Germany, who travelled by plane, would put the brakes on England’s run, however, with a 3-0 quarter final victory.
The female officials who ran the line in the 1991 Women’s World Cup were dubbed “lineswomen” but unlike their male counterparts, they had no Fifa tournament badges to describe their status.
But the women who trod that path in the second edition of the competition four years later did – the shield sewn into their shirts bearing the words “Lineswoman Fifa 95”.
Those blue badges soon became Fifa Museum pieces, though, because the following year saw the switch to the all-encompassing “assistant referees”.
The 1999 Women’s World Cup would become the first to feature only female officials – the foundations had been laid at the 1991 tournament by Brazil’s Claudia Vasconcelos, the first woman to referee a match in a Fifa competition, and in 1995, by Swede Ingrid Jonsson, the first woman to take charge of a Fifa final.
The Women’s World Cup was the last senior Fifa tournament to feature a golden goal decider. Just two matches in the history of the competition were settled in that most heartbreaking of ways.
The first, at USA 1999, saw Brazil forward Sissi crush Nigeria’s spirited three-goal comeback with a 104th-minute quarter-final winner in front of almost 55,000 fans in Washington DC.
Sweden were the only other team to suffer golden goal despair.

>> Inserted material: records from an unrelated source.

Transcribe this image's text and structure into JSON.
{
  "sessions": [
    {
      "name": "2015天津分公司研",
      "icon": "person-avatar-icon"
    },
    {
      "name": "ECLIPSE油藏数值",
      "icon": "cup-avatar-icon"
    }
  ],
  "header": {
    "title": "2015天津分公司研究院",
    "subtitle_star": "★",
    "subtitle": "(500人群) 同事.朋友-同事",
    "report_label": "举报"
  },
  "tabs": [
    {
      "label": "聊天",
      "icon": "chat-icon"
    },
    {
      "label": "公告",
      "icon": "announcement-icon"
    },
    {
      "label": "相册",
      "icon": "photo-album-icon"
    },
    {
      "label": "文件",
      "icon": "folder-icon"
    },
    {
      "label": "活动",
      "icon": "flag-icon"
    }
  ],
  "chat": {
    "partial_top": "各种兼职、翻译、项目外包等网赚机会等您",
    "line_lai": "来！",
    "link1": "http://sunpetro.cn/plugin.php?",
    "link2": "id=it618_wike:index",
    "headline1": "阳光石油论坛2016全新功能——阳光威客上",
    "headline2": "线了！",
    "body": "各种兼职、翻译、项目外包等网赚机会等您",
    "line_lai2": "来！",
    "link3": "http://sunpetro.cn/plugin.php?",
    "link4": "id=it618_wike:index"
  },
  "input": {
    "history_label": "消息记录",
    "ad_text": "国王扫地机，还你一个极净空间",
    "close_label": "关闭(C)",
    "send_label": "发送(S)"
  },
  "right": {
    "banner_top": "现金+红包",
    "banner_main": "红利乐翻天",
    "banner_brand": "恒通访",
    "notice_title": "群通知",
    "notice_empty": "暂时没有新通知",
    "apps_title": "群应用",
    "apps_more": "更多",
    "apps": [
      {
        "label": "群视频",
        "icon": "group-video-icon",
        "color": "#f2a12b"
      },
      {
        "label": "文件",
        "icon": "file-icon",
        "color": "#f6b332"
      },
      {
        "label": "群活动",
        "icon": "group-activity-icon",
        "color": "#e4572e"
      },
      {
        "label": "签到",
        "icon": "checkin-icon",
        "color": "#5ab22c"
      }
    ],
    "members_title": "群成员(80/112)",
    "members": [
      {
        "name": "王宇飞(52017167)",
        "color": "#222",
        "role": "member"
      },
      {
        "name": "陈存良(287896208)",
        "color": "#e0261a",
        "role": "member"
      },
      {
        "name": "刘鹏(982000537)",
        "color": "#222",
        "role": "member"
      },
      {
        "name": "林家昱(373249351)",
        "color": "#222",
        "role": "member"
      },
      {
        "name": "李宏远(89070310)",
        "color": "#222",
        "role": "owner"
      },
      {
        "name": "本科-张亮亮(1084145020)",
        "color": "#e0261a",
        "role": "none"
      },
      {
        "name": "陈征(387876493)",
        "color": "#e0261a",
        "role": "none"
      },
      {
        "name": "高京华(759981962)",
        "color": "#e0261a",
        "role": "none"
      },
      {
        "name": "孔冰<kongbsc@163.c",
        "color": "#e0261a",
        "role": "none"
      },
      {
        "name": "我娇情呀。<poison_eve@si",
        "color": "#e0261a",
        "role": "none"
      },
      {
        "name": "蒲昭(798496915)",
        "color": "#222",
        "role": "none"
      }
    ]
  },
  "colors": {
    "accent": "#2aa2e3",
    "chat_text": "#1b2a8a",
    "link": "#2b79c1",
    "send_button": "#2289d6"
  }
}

Level at 1-1 with Germany after 90 minutes in the 2003 final, their dreams of glory abruptly ended by substitute Nia Kunzer’s headed winner in the 98th minute.